GIVEN DATA: Begin

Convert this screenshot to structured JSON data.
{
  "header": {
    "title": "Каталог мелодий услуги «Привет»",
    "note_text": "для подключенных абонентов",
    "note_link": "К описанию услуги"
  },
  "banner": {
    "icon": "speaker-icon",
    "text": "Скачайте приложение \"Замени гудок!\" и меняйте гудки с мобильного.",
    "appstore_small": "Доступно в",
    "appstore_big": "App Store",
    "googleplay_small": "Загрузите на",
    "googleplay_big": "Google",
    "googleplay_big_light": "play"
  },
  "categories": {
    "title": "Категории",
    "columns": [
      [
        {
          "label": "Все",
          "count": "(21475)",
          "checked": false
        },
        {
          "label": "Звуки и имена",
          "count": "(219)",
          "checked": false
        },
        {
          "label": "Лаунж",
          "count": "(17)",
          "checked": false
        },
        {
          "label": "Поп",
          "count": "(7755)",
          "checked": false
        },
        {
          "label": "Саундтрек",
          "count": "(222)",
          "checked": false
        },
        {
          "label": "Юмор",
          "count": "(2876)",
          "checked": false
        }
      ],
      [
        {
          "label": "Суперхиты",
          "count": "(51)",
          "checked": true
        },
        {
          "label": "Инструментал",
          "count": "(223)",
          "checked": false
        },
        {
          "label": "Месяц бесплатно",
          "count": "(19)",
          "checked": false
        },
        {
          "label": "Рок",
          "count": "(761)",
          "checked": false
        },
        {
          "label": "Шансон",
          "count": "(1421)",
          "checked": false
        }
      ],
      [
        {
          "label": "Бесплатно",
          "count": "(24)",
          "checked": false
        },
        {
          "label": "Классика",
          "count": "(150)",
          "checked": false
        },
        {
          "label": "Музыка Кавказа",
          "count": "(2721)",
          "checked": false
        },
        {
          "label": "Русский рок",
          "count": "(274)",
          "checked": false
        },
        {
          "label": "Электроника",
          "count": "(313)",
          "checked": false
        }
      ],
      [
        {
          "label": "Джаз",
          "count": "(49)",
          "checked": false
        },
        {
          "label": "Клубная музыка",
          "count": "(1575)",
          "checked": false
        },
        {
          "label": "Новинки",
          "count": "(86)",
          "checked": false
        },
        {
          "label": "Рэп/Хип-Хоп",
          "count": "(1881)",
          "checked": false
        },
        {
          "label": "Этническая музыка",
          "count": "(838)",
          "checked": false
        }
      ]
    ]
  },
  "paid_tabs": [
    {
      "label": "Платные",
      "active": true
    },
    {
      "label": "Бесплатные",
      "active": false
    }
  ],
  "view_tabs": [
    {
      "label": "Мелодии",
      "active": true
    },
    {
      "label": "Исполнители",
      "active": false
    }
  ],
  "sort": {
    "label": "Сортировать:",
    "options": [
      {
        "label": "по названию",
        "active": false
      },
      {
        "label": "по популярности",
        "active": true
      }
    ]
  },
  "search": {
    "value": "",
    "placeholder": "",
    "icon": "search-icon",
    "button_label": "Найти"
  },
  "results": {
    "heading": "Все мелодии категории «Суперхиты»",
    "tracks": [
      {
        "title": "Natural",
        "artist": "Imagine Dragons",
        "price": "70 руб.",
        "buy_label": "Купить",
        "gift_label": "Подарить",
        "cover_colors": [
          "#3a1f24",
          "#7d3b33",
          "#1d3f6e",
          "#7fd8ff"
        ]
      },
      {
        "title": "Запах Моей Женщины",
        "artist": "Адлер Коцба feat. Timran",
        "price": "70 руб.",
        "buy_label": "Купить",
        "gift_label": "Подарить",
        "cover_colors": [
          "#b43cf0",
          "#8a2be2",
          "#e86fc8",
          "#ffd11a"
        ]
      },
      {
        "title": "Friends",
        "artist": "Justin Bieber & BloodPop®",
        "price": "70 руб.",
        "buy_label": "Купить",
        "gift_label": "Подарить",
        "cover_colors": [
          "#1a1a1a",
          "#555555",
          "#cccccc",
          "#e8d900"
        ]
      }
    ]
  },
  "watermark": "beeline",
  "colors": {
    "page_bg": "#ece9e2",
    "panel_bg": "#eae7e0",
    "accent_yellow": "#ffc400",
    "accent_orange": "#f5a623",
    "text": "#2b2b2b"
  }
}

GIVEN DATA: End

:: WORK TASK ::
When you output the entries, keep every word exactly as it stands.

:: WRITTEN ANSWER ::
Convert this screenshot to structured JSON data.
{
  "header": {
    "title": "Каталог мелодий услуги «Привет»",
    "note_text": "для подключенных абонентов",
    "note_link": "К описанию услуги"
  },
  "banner": {
    "icon": "speaker-icon",
    "text": "Скачайте приложение \"Замени гудок!\" и меняйте гудки с мобильного.",
    "appstore_small": "Доступно в",
    "appstore_big": "App Store",
    "googleplay_small": "Загрузите на",
    "googleplay_big": "Google",
    "googleplay_big_light": "play"
  },
  "categories": {
    "title": "Категории",
    "columns": [
      [
        {
          "label": "Все",
          "count": "(21475)",
          "checked": false
        },
        {
          "label": "Звуки и имена",
          "count": "(219)",
          "checked": false
        },
        {
          "label": "Лаунж",
          "count": "(17)",
          "checked": false
        },
        {
          "label": "Поп",
          "count": "(7755)",
          "checked": false
        },
        {
          "label": "Саундтрек",
          "count": "(222)",
          "checked": false
        },
        {
          "label": "Юмор",
          "count": "(2876)",
          "checked": false
        }
      ],
      [
        {
          "label": "Суперхиты",
          "count": "(51)",
          "checked": true
        },
        {
          "label": "Инструментал",
          "count": "(223)",
          "checked": false
        },
        {
          "label": "Месяц бесплатно",
          "count": "(19)",
          "checked": false
        },
        {
          "label": "Рок",
          "count": "(761)",
          "checked": false
        },
        {
          "label": "Шансон",
          "count": "(1421)",
          "checked": false
        }
      ],
      [
        {
          "label": "Бесплатно",
          "count": "(24)",
          "checked": false
        },
        {
          "label": "Классика",
          "count": "(150)",
          "checked": false
        },
        {
          "label": "Музыка Кавказа",
          "count": "(2721)",
          "checked": false
        },
        {
          "label": "Русский рок",
          "count": "(274)",
          "checked": false
        },
        {
          "label": "Электроника",
          "count": "(313)",
          "checked": false
        }
      ],
      [
        {
          "label": "Джаз",
          "count": "(49)",
          "checked": false
        },
        {
          "label": "Клубная музыка",
          "count": "(1575)",
          "checked": false
        },
        {
          "label": "Новинки",
          "count": "(86)",
          "checked": false
        },
        {
          "label": "Рэп/Хип-Хоп",
          "count": "(1881)",
          "checked": false
        },
        {
          "label": "Этническая музыка",
          "count": "(838)",
          "checked": false
        }
      ]
    ]
  },
  "paid_tabs": [
    {
      "label": "Платные",
      "active": true
    },
    {
      "label": "Бесплатные",
      "active": false
    }
  ],
  "view_tabs": [
    {
      "label": "Мелодии",
      "active": true
    },
    {
      "label": "Исполнители",
      "active": false
    }
  ],
  "sort": {
    "label": "Сортировать:",
    "options": [
      {
        "label": "по названию",
        "active": false
      },
      {
        "label": "по популярности",
        "active": true
      }
    ]
  },
  "search": {
    "value": "",
    "placeholder": "",
    "icon": "search-icon",
    "button_label": "Найти"
  },
  "results": {
    "heading": "Все мелодии категории «Суперхиты»",
    "tracks": [
      {
        "title": "Natural",
        "artist": "Imagine Dragons",
        "price": "70 руб.",
        "buy_label": "Купить",
        "gift_label": "Подарить",
        "cover_colors": [
          "#3a1f24",
          "#7d3b33",
          "#1d3f6e",
          "#7fd8ff"
        ]
      },
      {
        "title": "Запах Моей Женщины",
        "artist": "Адлер Коцба feat. Timran",
        "price": "70 руб.",
        "buy_label": "Купить",
        "gift_label": "Подарить",
        "cover_colors": [
          "#b43cf0",
          "#8a2be2",
          "#e86fc8",
          "#ffd11a"
        ]
      },
      {
        "title": "Friends",
        "artist": "Justin Bieber & BloodPop®",
        "price": "70 руб.",
        "buy_label": "Купить",
        "gift_label": "Подарить",
        "cover_colors": [
          "#1a1a1a",
          "#555555",
          "#cccccc",
          "#e8d900"
        ]
      }
    ]
  },
  "watermark": "beeline",
  "colors": {
    "page_bg": "#ece9e2",
    "panel_bg": "#eae7e0",
    "accent_yellow": "#ffc400",
    "accent_orange": "#f5a623",
    "text": "#2b2b2b"
  }
}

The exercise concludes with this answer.